The squirrel glider has a varied diet that includes nectar, pollen, sap, flowers and Acacia gum, as well as insects, spiders and small vertebrates (2) (3) (4) (7). Populations of this species appear to be strongly influenced by the annual variation in flowering intensity and nectar availability (8).
A highly active species (4), the squirrel glider uses gliding as a method of travelling from tree trunk to tree trunk. Glides usually encompass a distance of between 9 and 47 metres (9), although glides of up to 60 metres have been recorded (3). When gliding, this species launches into the air and spreads its limbs out, extending the gliding membrane (3) (4). It swoops up at the end of the flight to help it slow down, and uses its long claws to help it to cling to the tree on landing (3). All glider species are accomplished acrobats, able to manoeuvre between the trees with great agility during a glide (3).
The squirrel glider is largely nocturnal, sheltering by day in a nest inside a tree hollow (2) (4). An individual may use a number of different den sites, but usually has a preference for one or two main sites, often in trees on steep slopes. Den sites are often adjacent to the areas where the squirrel glider carries out its nocturnal activities, and the average distance between dens used on successive days is about 218 metres (10).

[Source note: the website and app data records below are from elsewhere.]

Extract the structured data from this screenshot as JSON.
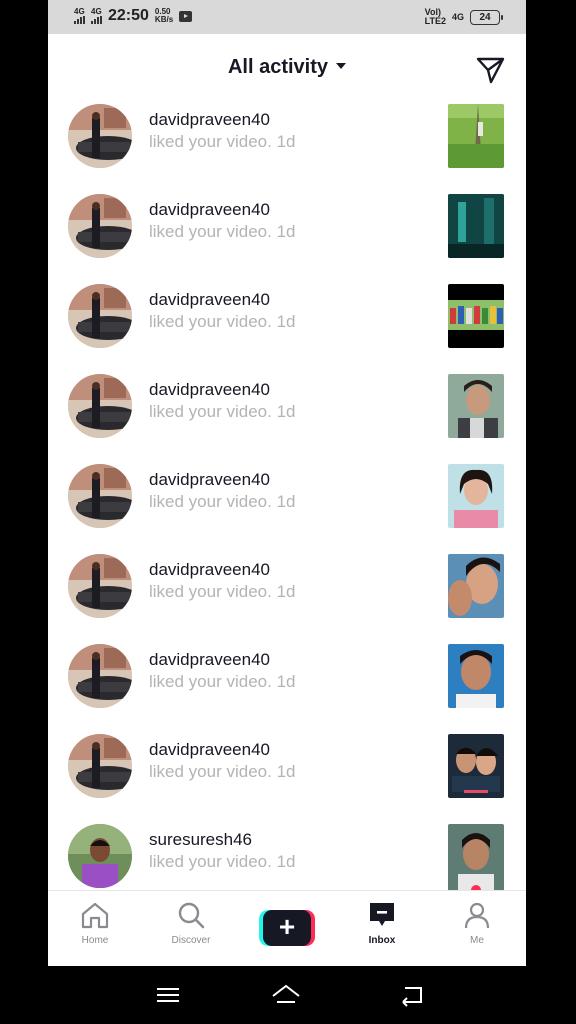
{
  "status_bar": {
    "net1": "4G",
    "net2": "4G",
    "time": "22:50",
    "speed_value": "0.50",
    "speed_unit": "KB/s",
    "volte_top": "Vol)",
    "volte_bottom": "LTE2",
    "net3": "4G",
    "battery": "24"
  },
  "header": {
    "title": "All activity"
  },
  "notifications": [
    {
      "username": "davidpraveen40",
      "action": "liked your video. 1d"
    },
    {
      "username": "davidpraveen40",
      "action": "liked your video. 1d"
    },
    {
      "username": "davidpraveen40",
      "action": "liked your video. 1d"
    },
    {
      "username": "davidpraveen40",
      "action": "liked your video. 1d"
    },
    {
      "username": "davidpraveen40",
      "action": "liked your video. 1d"
    },
    {
      "username": "davidpraveen40",
      "action": "liked your video. 1d"
    },
    {
      "username": "davidpraveen40",
      "action": "liked your video. 1d"
    },
    {
      "username": "davidpraveen40",
      "action": "liked your video. 1d"
    },
    {
      "username": "suresuresh46",
      "action": "liked your video. 1d"
    }
  ],
  "tabbar": {
    "home": "Home",
    "discover": "Discover",
    "inbox": "Inbox",
    "me": "Me",
    "active": "inbox"
  },
  "colors": {
    "accent_cyan": "#25f4ee",
    "accent_red": "#fe2c55",
    "text_primary": "#161823",
    "text_secondary": "#b3b3b8"
  }
}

Family groups of squirrel gliders tend to consist of two to nine individuals, usually including at least one male, two females and their young (7). Group members often share a den (7) (10). The female squirrel glider may give birth at any time of year, but births often peak when food, particularly pollen and nectar, is most abundant (2) (7) (8).
The female squirrel glider breeds when over one year of age, and usually gives birth to one or two young at a time (4) (7) (8), after a gestation period of just under three weeks (4). Females have the ability to raise two litters each year (7) (8). The young squirrel gliders leave the nest after about six months (2), but stay within the natal range for around a year (2) (7). Juvenile mortality following dispersal is high (7), but individuals that survive may live for up to six years (7) (8).